The answer must consist of every record, printed exactly as it stands.
++++ Data extract ++++
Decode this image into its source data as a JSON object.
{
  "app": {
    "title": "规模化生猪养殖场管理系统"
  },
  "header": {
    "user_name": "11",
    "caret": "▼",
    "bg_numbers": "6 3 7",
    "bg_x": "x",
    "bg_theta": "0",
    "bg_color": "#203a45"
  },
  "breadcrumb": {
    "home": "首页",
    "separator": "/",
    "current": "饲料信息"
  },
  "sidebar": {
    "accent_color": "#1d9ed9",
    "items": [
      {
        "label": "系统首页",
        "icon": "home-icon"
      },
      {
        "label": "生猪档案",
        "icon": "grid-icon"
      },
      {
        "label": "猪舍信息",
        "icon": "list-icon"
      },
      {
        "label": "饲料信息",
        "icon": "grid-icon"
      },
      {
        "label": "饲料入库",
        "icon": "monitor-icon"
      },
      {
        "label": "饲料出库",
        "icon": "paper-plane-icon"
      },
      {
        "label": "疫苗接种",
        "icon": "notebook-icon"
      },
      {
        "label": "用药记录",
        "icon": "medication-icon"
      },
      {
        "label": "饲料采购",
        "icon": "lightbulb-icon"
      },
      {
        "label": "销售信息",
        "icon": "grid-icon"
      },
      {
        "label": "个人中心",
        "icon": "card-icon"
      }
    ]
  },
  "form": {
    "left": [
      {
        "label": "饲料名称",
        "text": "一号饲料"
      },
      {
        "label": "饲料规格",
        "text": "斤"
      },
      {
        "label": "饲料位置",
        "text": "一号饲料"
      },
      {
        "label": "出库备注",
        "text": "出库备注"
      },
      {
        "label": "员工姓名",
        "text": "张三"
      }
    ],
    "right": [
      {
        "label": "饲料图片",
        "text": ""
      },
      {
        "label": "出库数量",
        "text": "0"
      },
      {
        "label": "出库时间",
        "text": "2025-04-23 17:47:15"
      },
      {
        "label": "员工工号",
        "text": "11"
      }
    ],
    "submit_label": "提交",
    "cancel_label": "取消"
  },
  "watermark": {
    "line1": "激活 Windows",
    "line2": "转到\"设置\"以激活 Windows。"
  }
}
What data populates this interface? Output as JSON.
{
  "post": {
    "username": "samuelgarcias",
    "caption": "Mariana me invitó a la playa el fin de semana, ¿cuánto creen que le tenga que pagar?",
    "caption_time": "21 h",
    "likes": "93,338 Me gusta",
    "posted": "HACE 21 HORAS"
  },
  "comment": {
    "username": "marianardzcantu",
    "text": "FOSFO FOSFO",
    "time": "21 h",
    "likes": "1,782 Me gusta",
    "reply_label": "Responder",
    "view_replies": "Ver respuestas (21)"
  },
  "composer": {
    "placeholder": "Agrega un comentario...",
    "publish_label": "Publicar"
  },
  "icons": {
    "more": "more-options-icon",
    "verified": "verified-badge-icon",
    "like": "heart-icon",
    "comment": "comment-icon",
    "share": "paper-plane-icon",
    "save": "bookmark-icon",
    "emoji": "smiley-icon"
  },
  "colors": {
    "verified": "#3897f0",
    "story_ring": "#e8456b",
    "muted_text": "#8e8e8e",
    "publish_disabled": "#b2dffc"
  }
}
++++
Result below:
Decode this image into its source data as a JSON object.
{
  "app": {
    "title": "规模化生猪养殖场管理系统"
  },
  "header": {
    "user_name": "11",
    "caret": "▼",
    "bg_numbers": "6 3 7",
    "bg_x": "x",
    "bg_theta": "0",
    "bg_color": "#203a45"
  },
  "breadcrumb": {
    "home": "首页",
    "separator": "/",
    "current": "饲料信息"
  },
  "sidebar": {
    "accent_color": "#1d9ed9",
    "items": [
      {
        "label": "系统首页",
        "icon": "home-icon"
      },
      {
        "label": "生猪档案",
        "icon": "grid-icon"
      },
      {
        "label": "猪舍信息",
        "icon": "list-icon"
      },
      {
        "label": "饲料信息",
        "icon": "grid-icon"
      },
      {
        "label": "饲料入库",
        "icon": "monitor-icon"
      },
      {
        "label": "饲料出库",
        "icon": "paper-plane-icon"
      },
      {
        "label": "疫苗接种",
        "icon": "notebook-icon"
      },
      {
        "label": "用药记录",
        "icon": "medication-icon"
      },
      {
        "label": "饲料采购",
        "icon": "lightbulb-icon"
      },
      {
        "label": "销售信息",
        "icon": "grid-icon"
      },
      {
        "label": "个人中心",
        "icon": "card-icon"
      }
    ]
  },
  "form": {
    "left": [
      {
        "label": "饲料名称",
        "text": "一号饲料"
      },
      {
        "label": "饲料规格",
        "text": "斤"
      },
      {
        "label": "饲料位置",
        "text": "一号饲料"
      },
      {
        "label": "出库备注",
        "text": "出库备注"
      },
      {
        "label": "员工姓名",
        "text": "张三"
      }
    ],
    "right": [
      {
        "label": "饲料图片",
        "text": ""
      },
      {
        "label": "出库数量",
        "text": "0"
      },
      {
        "label": "出库时间",
        "text": "2025-04-23 17:47:15"
      },
      {
        "label": "员工工号",
        "text": "11"
      }
    ],
    "submit_label": "提交",
    "cancel_label": "取消"
  },
  "watermark": {
    "line1": "激活 Windows",
    "line2": "转到\"设置\"以激活 Windows。"
  }
}
What data populates this interface? Output as JSON.
{
  "post": {
    "username": "samuelgarcias",
    "caption": "Mariana me invitó a la playa el fin de semana, ¿cuánto creen que le tenga que pagar?",
    "caption_time": "21 h",
    "likes": "93,338 Me gusta",
    "posted": "HACE 21 HORAS"
  },
  "comment": {
    "username": "marianardzcantu",
    "text": "FOSFO FOSFO",
    "time": "21 h",
    "likes": "1,782 Me gusta",
    "reply_label": "Responder",
    "view_replies": "Ver respuestas (21)"
  },
  "composer": {
    "placeholder": "Agrega un comentario...",
    "publish_label": "Publicar"
  },
  "icons": {
    "more": "more-options-icon",
    "verified": "verified-badge-icon",
    "like": "heart-icon",
    "comment": "comment-icon",
    "share": "paper-plane-icon",
    "save": "bookmark-icon",
    "emoji": "smiley-icon"
  },
  "colors": {
    "verified": "#3897f0",
    "story_ring": "#e8456b",
    "muted_text": "#8e8e8e",
    "publish_disabled": "#b2dffc"
  }
}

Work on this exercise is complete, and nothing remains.